Padre Pio died on September 23, 1968, his funeral attended by over 100,000 people. During the fifty-eight years he was a priest, his monastery at San Giovanni Rotondo, Italy, became a mecca for pilgrims from all over the world. Born Francesco Forgione on May 25, 1887 in the town of Pietrelcina in southeastern Italy, Padre Pio joined the Capuchin Order in 1903 and was ordained in 1910. On September 20, 1918 he received the sacred wounds of Christ, the stigmata, which he bore the rest of his life.
Renowned for the stigmata, which modern medical science could not explain, Padre Pio also possessed other unusual qualities, such as bilocation, celestial perfume, reading of hearts, miraculous cures, remarkable conversions, and prophetic insight. Although he did not leave his monastery and was under obedience not to write or preach, this humble Capuchin monk became world famous for his piety, his counsel, and his miracles. He was universally regarded as a saint in his own time.
Pope John Paul II beatified Padre Pio of Pietrelcina on Sunday, May 2, 1999 in St. Peter's Basilica Square before a throng of 650,000 devotees of this famed 20th-century stigmatist. His faithful followers now look forward with anticipation to his canonization.
"Remember that God is within us when we are in His grace, and outside of us when we are in sin." -Padre Pio

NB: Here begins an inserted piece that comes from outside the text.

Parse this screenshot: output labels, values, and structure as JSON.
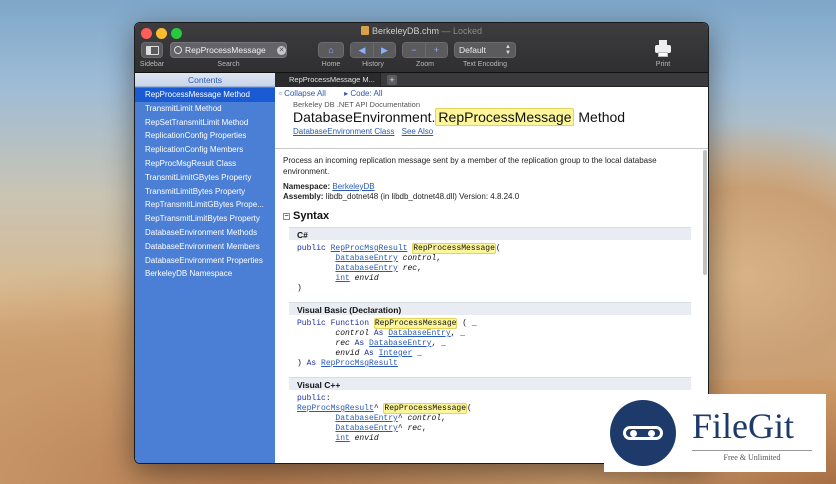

Father Charles Mortimer Carty worked with news radio and the press for twenty-four years in the twentieth century. He and Father Leslie Rumble of Australia founded the St. Paul, Minnesota-based Radio Replies Press, through which they distributed thousands of Catholic books and pamphlets. Father Charles wrote the bulk of Padre Pio: The Stigmatist while living at San Giovanni Rotondo, visiting the saint. He afterwards toured the United States and gave sermons on St. Pio. He died during one of these tours on May 22, 1964, in Pennsylvania